Not really a slow sprinter, Shizo Kanakuri. In contrast, he had run a marathon in just 2 hours, 32 minutes, and 45 seconds while competing in the 1912 Olympics. At the Stockholm Olympics, he was the best man to win the marathon.
Japan and the other Asian countries were making their Olympic debuts. Only two athletes from Kanakuri’s nation were sent to compete. However, Kanakuri didn’t know that it was the slowest Marathon time for his lifetime.
Now that you kind of know about the slowest marathon time, do you know that a certain type of palm tree actually walks several centimeters every day?
The slowest Marathon time
Even though Kanakuri was the favourite, the odds were against him from the start. He was indeed a young, novice athlete who ran quickly. He had to endure an additional 18-day ferry and rail trip to arrive to Sweden. During the gruelling journey, Kanakuri sprinted around the ship as well as the inside of each train station. When he did there, the local cuisine was difficult for both him and his teammate to handle. In order to care for his sick friend, Kanakuri had to take time away from practice.

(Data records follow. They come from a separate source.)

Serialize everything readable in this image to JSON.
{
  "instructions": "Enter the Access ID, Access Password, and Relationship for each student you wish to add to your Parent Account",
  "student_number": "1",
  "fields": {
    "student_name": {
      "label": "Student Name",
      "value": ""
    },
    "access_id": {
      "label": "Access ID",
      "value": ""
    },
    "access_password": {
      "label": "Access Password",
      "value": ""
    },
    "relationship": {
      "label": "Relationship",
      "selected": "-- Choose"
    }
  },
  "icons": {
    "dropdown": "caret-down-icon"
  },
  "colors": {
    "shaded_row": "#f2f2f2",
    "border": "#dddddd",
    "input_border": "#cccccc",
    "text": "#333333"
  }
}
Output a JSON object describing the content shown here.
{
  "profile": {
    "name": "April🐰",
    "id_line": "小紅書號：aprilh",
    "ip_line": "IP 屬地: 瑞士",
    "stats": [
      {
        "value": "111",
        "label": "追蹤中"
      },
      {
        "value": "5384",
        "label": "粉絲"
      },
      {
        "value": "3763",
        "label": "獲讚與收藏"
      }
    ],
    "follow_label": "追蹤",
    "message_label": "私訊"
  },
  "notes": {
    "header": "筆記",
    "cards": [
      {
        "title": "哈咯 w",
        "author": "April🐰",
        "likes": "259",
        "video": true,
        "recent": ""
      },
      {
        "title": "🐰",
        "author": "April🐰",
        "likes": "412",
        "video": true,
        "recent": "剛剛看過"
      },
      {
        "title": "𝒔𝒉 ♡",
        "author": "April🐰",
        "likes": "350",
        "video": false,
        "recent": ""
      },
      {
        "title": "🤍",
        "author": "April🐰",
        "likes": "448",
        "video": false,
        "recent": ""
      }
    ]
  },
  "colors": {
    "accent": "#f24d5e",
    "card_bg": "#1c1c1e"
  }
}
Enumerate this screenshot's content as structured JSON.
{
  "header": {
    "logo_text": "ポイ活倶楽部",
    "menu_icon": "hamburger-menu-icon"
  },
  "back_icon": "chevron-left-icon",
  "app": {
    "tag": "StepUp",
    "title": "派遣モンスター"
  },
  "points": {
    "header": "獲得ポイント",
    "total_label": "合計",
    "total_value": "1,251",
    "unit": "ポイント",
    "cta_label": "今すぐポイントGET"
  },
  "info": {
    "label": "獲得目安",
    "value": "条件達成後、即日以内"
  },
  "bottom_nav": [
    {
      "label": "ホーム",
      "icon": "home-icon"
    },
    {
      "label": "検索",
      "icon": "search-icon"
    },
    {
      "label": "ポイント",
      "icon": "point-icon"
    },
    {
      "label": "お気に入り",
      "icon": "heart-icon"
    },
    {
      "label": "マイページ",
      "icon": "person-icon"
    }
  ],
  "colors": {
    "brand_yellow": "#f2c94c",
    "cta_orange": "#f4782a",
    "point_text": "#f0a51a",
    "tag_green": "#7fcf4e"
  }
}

The marathon day was really hot. Kanakuri passed out from overheating 27 kilometres into the marathon and was attended to by some nearby farmers. Kanakuri wasn’t by himself. That day, runners were dying off like flies, and Francisco Lázaro, another runner, even tragically died. Only half of the sixty-eight racers who started the race made it to the finish line.
Kanakuri did not inform the race organisers of his withdrawal like the other runners who did. He had been reported missing. After competing in two more Olympics in Belgium and France, Kanakuri went back to Japan to continue his training. He was referred to as the Father of Japanese Marathons in his native country, but the missing marathoner in Sweden.
Shizo Kanakuri later in late 1960s
The Swedish government learned he was still alive and healthy in Japan after 50 years. They welcomed him back to complete the race in 1967 and allowed him to complete the slowest Marathon time. He finally completed the race at the age of 75. It was a long voyage, he remarked. I got married, had six kids, and 10 grandchildren along the way. This is exactly how the slowest marathon time happened to complete the long Marathon.